  • Market Insight 25 May

    Fears about the effects of a flood of used cars in a market propped-up by PCPs could mean that we are currently living in “the good old days”, a financial analyst has suggested.

  • Market Insight 23 May

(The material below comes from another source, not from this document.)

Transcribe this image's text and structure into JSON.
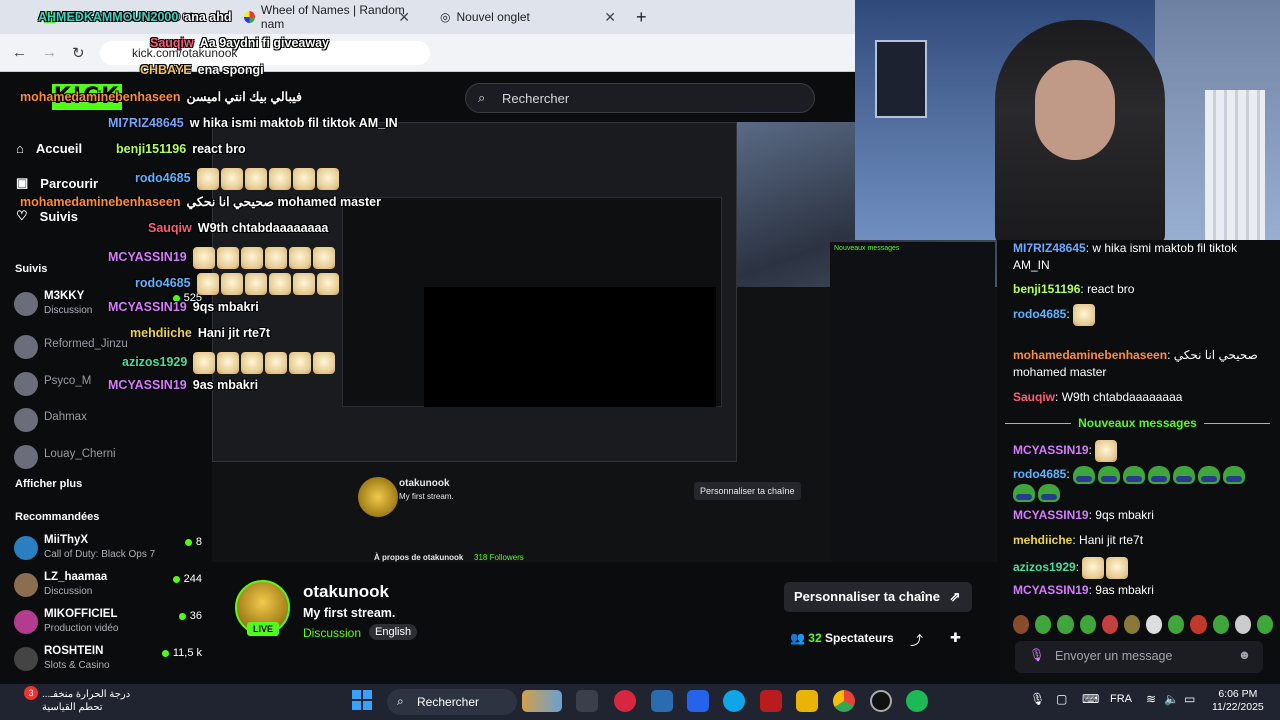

    Visitors to the annual Vehicle Remarketing Association Conference voted 70% in favour of remaining in Europe as senior figures from the financial and automotive sector debated the potential effects of Brexit. A live poll of visitors to the annual event, this year hosted by journalist and former newscaster Ginney Buckley, revealed an overwhelming desire to remain in the common market among those present at Solihull’s Cranmore Park Conference Centre. The live poll saw 26.4% of conference attendees vote in favour of leaving the EU, meanwhile, with just 3.6% stating that they were as yet undecided. The vote came as Jaguar Land Rover director of financial services, David Betteley, Woburn Consulting Group’s financial services consultant Peter de Rousset-Hall and Richard Hill, head of automotive at RBS debated the issue following a presentation from Deloitte senior analyst and economist Debrapratim De. De had told the event that Brexit would “almost inevitably” lead to the reduced availability and the higher cost of finance and a squeezing of the disposable incomes. After stating that the current automotive boom had been built on consumer demand driven by “easy money”, he said that in the event of Brexit: “There would be a short-term credit crunch and 25 to 30% decline of the pound against the dollar. The Euro would also take a hit. “There would be an immediate sell-off in equities and we might see capital flow out of the UK.” De also said that the departure of Britain from the EU, in the event of Brexit, could trigger the “disintegration of the EU”, adding: “There is a growing level of Euro scepticism and nationalism in Europe as a whole and, in a recent survey of European citizens, 48% think that if the UK left the EU others would follow.” But the Deloitte financial experts also said that, in the long-term, Britain could benefit from Brexit, the move creating a “more vibrant, market-driven economy”. He said: “At the moment our economy is strong, our population and industry is growing. I don’t think the world can do without us.” Amongthe panel discusiing the issue of the referendum, Betteley said: “Our corporate view is that we should remain. Europe is an important market for us. We buy a significant amount of components in Europe. We are currently advising all our people to use their vote very carefully.” Hill said: “Britain is often referred to as Treasure Island, but that coincides with periods where the pound is very strong. If that situation changes quite dramatically it would be quite interesting to see what European manufacturers do in terms of sales in the UK given that they wouldn’t represent the large profits that they are seeing today.” This month’s AM magazine will feature the results of a fortnight-long poll of the publication’s online readership which asked which way people would vote in the June 23rd EU referendum. A strong response has allowed AM to break-down details of the age and regional voting demographics, how many people have already made preparations for a possible Brexit and who could be most affected by a potential departure from the common market.